Synopsis: My best friend was now my deadliest enemy, the one person I’d hate beyond all measure for the rest of my life…
Franny Barker’s best friend, Alice, is the worst girlfriend in the world according to the many boys of Merrycliffe-on-Sea. She toys with them, then dumps them. But she’ll never dump fashion-obsessed Franny. Nothing and no one can come between them.
Not even tousle-haired rock god, Louis Allen, who Franny’s been crushing on hard. Until Alice, bored with immature boys and jealous of Franny’s new college friends, sets her sights on Louis. Suddenly, best friends are bitter rivals.
Is winning Louis’s heart worth more than their friendship? There’s only one way for Franny to find out.
Side-note: There multiple mentions of Lytham St Anne’s and Blackpool in this book. I feel like there should be extra points – there is something special about seeing the place where you live mentioned in a book. Especially when it’s tiny, ok Blackpool isn’t but Lytham St Anne’s.
200words (or less) review: Anyway, I’ve been meaning to read The Worst Girlfriend in the World for ages and I finally sat down and did.
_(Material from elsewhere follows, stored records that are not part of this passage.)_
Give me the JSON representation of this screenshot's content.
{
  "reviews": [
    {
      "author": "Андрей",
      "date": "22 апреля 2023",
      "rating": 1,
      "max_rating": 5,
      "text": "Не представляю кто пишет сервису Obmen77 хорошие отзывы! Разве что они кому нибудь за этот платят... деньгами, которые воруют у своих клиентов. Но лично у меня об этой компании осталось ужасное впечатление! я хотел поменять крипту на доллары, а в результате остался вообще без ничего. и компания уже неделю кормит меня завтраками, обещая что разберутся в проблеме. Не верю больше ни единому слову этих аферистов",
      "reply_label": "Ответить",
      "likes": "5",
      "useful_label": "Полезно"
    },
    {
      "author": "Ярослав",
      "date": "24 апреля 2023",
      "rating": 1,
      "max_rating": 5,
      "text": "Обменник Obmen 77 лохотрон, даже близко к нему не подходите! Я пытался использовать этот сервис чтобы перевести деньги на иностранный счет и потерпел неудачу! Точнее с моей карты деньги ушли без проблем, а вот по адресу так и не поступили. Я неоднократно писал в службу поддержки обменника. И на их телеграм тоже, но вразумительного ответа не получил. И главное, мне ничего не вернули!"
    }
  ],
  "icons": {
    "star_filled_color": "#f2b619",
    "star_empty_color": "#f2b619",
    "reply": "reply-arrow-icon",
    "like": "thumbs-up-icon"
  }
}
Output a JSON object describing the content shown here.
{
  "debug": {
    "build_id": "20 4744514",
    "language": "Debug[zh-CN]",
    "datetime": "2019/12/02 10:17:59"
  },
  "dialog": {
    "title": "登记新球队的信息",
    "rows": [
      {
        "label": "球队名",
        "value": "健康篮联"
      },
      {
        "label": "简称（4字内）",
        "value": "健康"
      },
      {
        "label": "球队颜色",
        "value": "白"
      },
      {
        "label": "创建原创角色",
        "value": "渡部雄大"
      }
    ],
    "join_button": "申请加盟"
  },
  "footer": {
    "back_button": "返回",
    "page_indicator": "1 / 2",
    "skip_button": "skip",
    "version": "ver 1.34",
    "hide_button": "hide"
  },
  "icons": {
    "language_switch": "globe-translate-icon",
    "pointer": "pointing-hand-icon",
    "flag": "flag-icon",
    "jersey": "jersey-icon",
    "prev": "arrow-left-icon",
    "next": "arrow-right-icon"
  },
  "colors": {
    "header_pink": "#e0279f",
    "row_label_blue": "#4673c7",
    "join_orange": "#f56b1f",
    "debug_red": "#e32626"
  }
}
It was massively overdue. Sarra Manning is great at characters, well at least at completely relatable and convincing teenage girls. To be fair I haven’t read any of her adult novels. I probably should… (Leave your recommendation in the comments!)
Franny has always been on Alice’s side. She’s stood up for her as other’s have name-called and raged about Alice and her boyfriend behaviour. (Btw I thought there was a lot of interesting pause for thought moments in regards to double standards in this book; example how instead of the boys being raged at for cheating it’s Alice’s behaviour that is called to question for not checking they are single?! I kinda wished it had been a book-club read so I could have discussed this and other points in a group setting.) But when Alice goes for a guy Franny adores the line is crossed and their friendship seems broken.
The Worst Girlfriend in the World is very entertaining, full of heart and definitely a book I’d recommend.